Strategic reviews are not for the fainthearted. They require an honest look at the good, the bad and the ugly in order to help us learn better, identify good types of failure, and, ultimately, create space for innovation and experimentation. Despite these efforts, embarking on a strategic review can make the most eager learner feel a bit apprehensive – the threat of inertia lurking between extreme navel-gazing and blind cliff-jumping. After three years in start-up mode, it was time for us at MIT GOV/LAB to take a step back and figure out “what next?”
Over the course of several months, we landed on three pillars to shape the direction of MIT GOV/LAB 2.0:
- Produce scholars and scholarship. There is still a dearth of rigorous research on some of the most important questions in our field. As academics, we will continue to address this by producing evidence on citizen engagement and government responsiveness from behavioral and social science lenses. Beyond digging into the nuances of citizen voice, we want to unpack the needs and motivations of government officials as well. Part of this pillar is to train the next generation of scholars on cutting edge methods in political behavior, at MIT and in the global south.
- Promote engaged scholarship. Too often, academic research is conducted in isolation, producing results that are handed down from on high, yet not relevant or useful to practitioners on the ground. Producing scholarship with equity front and center is central to how we conduct research. More on our approach below.
- Expand the community of practice. As a small outfit, there is only so much research we can conduct first hand. That’s why we seek to expand the model of engaged scholarship to new groups. We’re hosting conferences and workshops, including Evidence in Governance in Politics (EGAP) and research for impact (r4i), to figure out the best way for academics and practitioners to work together.
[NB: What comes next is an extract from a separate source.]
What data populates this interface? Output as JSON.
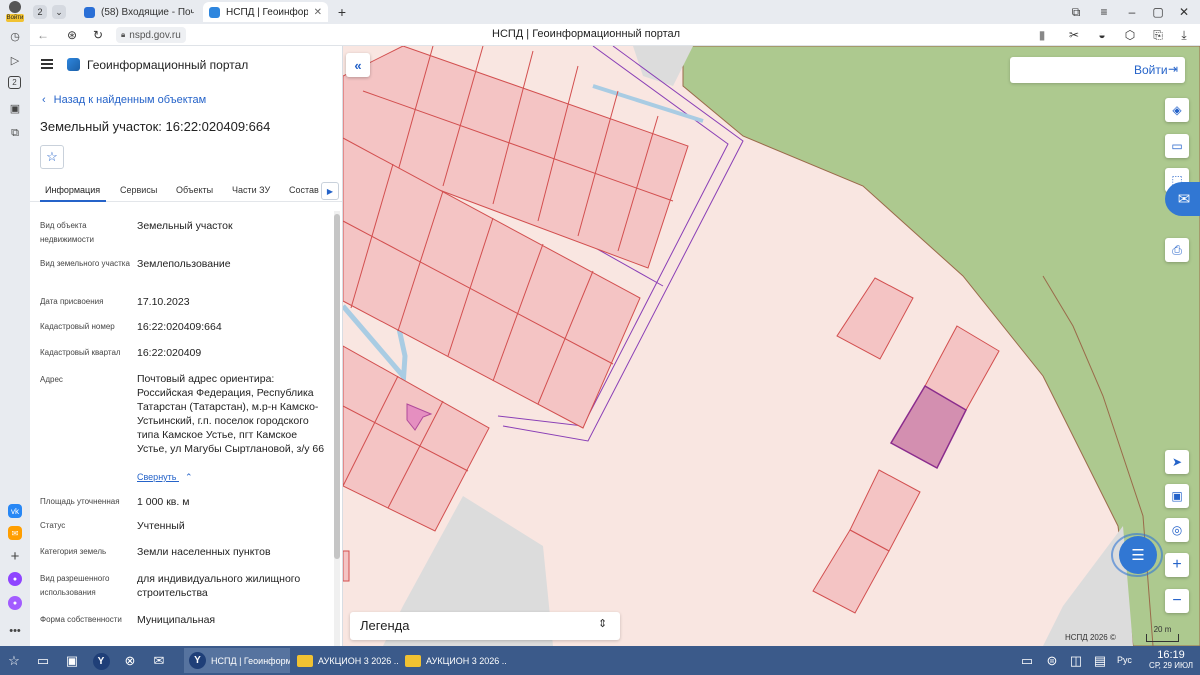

We are also developing tools to translate our approach to a broader audience interested in productive citizen voice and genuine learning.
Produce and promote engaged scholarship
MIT GOV/LAB was founded on the premise that working with practitioners is critical to advancing knowledge and practice in the governance field. We knew the concept had potential, but we didn’t have a clearly articulated model for how to best collaborate with practitioners. We spent our first few years trying out different ways of working with partners – learning, failing, and iterating along the way. Now we are working to codify and communicate our working model.
A key outcome of our planning process is centered on our goal to produce and promote engaged scholarship, which we define as rigorous research that is co-created by practitioners, grounded in local problems, but with lessons applicable to broader understanding of political behavior. Our model, developed with partners in East Africa and in the Philippines, focuses on sustained, multi-year, and multi-project collaborations between academics and practitioners, working together to identify questions that are important to both parties, to improve practice and theory.
The concept of engaged scholarship is not new (check out the Center for Democracy and Organizing’s white paper for a historical perspective). Yet we are particularly interested in applying this approach to issues of civic engagement and government responsiveness, especially in developing country contexts, where local practitioners are often disadvantaged by a range of power dynamics.
Instead of considering engaged scholarship as a “nice to have,” we’re ensuring the concept is baked in to our projects from the beginning. One way to do this is through our selection of research projects. For example, we just launched a request for proposals (due August 31st) that requires submissions by academic-practitioner teams. As part of the application process, we ask teams to clearly state how their research question is relevant to practitioners. We also require them to complete a risk and equity matrix to highlight a range of considerations and impacts of conducting research in the field.
In addition to our focus on engaged scholarship, the strategic review process helped to inform new streams of work including how to apply design-thinking to governance challenges and more fully integrating technology and advanced data analytics into our work. Though definitely a work in progress, we look forward to sharing our tools and getting feedback from the broader community. For now, we are excited about our next phase with MIT GOV/LAB 2.0, with an eye towards learning, iterating, and continuing to ask ourselves tough questions.